Today we accept the notion that democracy means that every citizen has a vote, with certain reasonable restrictions. In the early 1800s, it was generally accepted that property ownership or the economic equivalent was a requirement to vote. The voting was discriminative; women, Indians and Blacks (free or slaves) were restricted from voting almost everywhere.
in the 1820s and 1830s Americans slowly lost their fear that democracy would lead to anarchy. Democracy broadened with Jackson’s presidency. Many states rewrote their constitutions, and eliminated the property qualifications, tax paying for voting, religious qualifications for office, etc. By the late 1830s, the United States had become a full democracy for adult white males, but inequalities still existed—poor people were still poor, and while wealth may not have bought votes directly, it certainly was a prerequisite for any kind of real power.
The Jacksonian era witnessed the emergence of a solid two-party system. The Democratic Party was founded under Jackson and an opposition party, the Whigs formed later. The Whigs disappeared in early 1850’s and was replaced by the modern Republican Party. Although many issues have changed since the 1800s, present-day Republicans and Democrats have much in common with their ancestors.

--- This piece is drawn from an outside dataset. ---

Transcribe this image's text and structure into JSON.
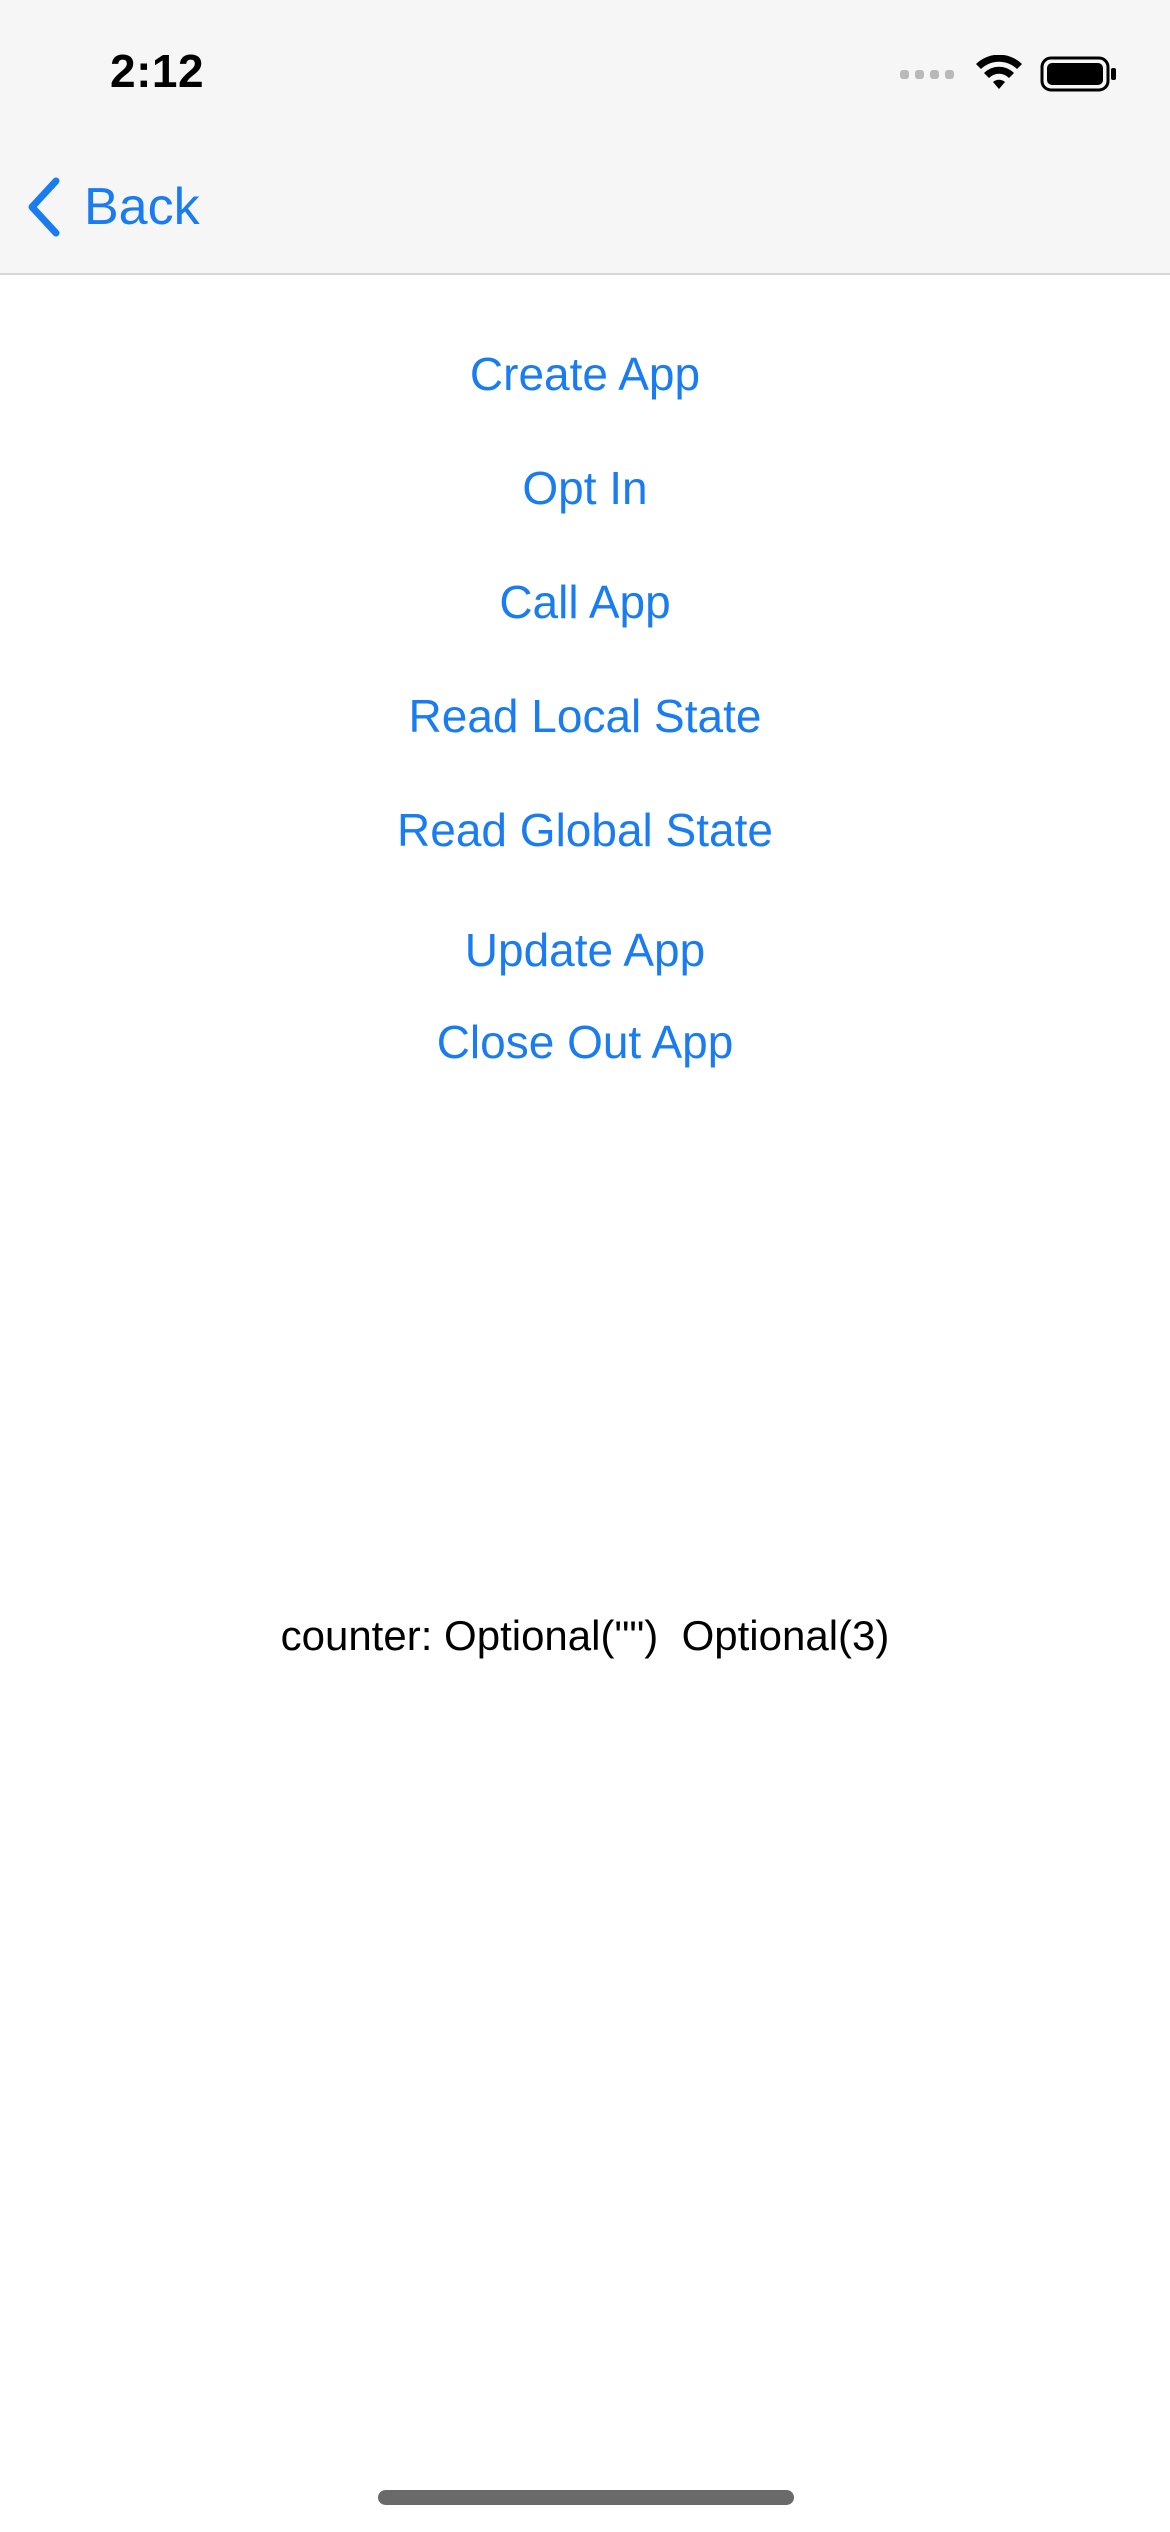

Source: The Age of Jackson: Jacksonian Democracy: The Emergence of a More Democratic Republic
© Created by Henry J. (Jud) Sage, 1996-2014,